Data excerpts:
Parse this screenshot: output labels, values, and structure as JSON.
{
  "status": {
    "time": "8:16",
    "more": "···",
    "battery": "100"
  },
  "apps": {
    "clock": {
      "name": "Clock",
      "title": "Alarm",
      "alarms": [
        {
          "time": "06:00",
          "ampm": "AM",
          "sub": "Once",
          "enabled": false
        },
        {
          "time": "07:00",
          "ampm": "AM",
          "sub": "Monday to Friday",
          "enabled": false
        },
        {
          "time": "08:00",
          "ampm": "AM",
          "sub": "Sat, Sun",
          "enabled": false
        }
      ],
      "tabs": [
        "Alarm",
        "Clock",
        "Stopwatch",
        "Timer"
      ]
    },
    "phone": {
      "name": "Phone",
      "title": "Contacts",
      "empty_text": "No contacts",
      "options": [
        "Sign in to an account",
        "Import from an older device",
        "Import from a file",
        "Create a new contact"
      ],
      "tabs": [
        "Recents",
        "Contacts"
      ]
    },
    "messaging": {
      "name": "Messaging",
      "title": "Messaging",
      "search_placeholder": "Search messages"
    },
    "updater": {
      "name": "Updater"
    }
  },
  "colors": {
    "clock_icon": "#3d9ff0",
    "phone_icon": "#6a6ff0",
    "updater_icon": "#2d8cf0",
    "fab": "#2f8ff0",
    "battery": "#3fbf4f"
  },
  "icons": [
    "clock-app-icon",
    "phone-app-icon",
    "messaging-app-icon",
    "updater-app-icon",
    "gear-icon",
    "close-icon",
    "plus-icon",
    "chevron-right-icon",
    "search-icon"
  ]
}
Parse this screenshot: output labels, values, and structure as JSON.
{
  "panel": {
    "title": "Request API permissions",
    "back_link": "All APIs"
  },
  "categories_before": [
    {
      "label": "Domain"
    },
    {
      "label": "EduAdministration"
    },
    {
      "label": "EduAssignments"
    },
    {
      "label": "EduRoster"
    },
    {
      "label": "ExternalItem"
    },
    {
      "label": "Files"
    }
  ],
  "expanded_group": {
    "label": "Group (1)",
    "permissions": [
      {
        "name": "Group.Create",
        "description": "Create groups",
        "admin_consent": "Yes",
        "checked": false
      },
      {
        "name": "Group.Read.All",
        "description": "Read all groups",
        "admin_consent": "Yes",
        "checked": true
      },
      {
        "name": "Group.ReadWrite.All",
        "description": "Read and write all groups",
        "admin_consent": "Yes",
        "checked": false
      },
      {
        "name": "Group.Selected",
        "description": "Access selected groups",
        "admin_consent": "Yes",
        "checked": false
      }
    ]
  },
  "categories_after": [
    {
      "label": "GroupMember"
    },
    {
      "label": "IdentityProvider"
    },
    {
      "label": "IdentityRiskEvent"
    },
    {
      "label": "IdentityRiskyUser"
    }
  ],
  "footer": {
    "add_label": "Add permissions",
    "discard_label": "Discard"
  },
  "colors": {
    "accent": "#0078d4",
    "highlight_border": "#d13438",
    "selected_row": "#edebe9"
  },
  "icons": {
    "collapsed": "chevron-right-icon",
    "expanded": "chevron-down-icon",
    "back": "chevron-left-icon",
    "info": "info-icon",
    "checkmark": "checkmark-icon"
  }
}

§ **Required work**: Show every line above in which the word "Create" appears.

§ **Expected output**:
        "Create a new contact"
        "name": "Group.Create",
        "description": "Create groups",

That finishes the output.